(The Limpopo is a real river, and fever trees are a real thing. You can click the image at the top of this article to read more about that if you wish.)

It was the first example that I recall of a certain kind of writing full of language that is evocative and experienced viscerally, more for its music than its meaning.

In Xanadu did Kubla Khan
A stately pleasure-dome decree:
Where Alph, the sacred river, ran
Through caverns measureless to man
   Down to a sunless sea.


I remember the above verse by Samuel Taylor Coleridge without seeming to record any information about Kubla Khan or stately pleasure domes.


’Twas brillig, and the slithy toves
      Did gyre and gimble in the wabe:
All mimsy were the borogoves,
      And the mome raths outgrabe.

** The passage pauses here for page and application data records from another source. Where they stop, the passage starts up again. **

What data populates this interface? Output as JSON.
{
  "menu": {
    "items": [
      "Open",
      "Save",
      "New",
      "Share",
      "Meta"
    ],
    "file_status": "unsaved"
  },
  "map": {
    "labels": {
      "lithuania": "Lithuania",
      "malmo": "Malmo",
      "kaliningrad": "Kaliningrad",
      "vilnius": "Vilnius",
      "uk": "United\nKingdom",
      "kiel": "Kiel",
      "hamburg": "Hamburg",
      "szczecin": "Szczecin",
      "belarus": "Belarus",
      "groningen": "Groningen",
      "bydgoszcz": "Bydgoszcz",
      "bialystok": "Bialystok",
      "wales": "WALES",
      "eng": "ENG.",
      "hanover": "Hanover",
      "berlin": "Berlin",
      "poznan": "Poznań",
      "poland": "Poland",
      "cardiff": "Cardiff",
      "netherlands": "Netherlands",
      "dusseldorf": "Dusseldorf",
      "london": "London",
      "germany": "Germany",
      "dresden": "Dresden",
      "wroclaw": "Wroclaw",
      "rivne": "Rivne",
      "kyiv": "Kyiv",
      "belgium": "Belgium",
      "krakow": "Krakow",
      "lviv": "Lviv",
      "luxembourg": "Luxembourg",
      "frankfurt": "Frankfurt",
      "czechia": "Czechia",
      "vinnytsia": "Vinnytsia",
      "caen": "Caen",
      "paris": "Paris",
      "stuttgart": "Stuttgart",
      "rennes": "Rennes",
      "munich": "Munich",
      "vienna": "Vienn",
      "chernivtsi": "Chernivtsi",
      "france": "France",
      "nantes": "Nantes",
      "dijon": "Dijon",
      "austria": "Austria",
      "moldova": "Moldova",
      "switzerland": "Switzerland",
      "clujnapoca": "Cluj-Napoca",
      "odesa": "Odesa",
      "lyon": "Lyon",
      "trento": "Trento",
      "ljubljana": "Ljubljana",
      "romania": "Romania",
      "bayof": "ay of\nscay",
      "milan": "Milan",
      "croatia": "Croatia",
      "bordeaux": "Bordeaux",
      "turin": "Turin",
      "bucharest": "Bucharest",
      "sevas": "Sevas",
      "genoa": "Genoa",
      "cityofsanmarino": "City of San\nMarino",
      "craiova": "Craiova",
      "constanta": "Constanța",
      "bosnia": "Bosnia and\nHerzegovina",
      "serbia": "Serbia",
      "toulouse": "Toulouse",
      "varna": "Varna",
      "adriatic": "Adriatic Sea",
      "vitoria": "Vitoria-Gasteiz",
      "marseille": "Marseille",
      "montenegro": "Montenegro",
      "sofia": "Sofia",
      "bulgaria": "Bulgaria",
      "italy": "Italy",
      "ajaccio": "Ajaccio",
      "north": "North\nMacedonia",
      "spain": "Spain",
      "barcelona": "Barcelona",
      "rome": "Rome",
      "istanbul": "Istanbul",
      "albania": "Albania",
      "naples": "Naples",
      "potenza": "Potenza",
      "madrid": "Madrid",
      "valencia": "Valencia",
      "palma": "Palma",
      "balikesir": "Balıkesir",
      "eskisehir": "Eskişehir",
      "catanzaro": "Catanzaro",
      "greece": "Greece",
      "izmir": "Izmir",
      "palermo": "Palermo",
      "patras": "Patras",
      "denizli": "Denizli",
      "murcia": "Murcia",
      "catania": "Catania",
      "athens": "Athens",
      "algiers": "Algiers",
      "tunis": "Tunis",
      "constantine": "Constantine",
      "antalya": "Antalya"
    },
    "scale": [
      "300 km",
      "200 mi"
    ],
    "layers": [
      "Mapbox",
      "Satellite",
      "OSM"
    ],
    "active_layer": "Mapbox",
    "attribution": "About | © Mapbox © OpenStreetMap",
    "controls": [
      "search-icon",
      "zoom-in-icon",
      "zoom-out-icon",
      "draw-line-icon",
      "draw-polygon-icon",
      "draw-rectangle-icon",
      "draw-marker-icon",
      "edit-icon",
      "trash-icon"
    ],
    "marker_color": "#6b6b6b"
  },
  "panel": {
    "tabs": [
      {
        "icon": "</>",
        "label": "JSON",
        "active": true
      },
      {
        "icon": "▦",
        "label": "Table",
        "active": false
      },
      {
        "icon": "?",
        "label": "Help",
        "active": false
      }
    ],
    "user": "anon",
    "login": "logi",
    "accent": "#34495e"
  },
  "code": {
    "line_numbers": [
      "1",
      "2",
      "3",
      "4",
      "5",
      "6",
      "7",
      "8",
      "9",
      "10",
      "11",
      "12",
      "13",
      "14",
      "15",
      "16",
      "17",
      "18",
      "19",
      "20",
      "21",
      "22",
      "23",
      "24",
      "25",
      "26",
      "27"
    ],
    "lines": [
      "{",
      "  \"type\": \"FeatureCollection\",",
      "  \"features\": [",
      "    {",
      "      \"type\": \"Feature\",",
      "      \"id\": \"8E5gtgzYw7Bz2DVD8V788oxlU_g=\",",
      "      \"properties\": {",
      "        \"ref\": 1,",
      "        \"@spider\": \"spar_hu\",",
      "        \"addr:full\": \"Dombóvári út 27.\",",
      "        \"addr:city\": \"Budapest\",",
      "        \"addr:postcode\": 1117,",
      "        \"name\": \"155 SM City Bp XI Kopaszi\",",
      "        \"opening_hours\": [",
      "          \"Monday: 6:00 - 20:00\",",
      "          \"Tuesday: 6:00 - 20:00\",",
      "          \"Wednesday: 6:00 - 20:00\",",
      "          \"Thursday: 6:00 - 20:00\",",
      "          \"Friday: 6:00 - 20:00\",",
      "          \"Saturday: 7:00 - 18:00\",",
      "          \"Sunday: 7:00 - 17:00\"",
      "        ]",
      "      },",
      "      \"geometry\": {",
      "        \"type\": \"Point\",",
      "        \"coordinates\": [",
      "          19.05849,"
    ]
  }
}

My grandmother could recite Lewis Carroll’s Jabberwocky, as I recall. I always wanted to memorize it myself. It would be, if nothing else, a good party trick. Alas, I never took the time and I’m afraid my mimsy borogove memorization era seems to have passed me by.
By the time I was in school, rote learning and memorizing of poems was deemed passe or not utilitarian enough, useless for earning a living. I regret that because the writers of past ages, whose works I enjoy reading, were created by subconscious minds seeped in the sound of beautiful language, poems, the plays of Shakespeare, Greek mythology and the King James Bible. My subconscious is filled with the Oscar Meyer wiener jingle, “Hey Mikey! He likes it!” and the theme to Gilligan’s Island.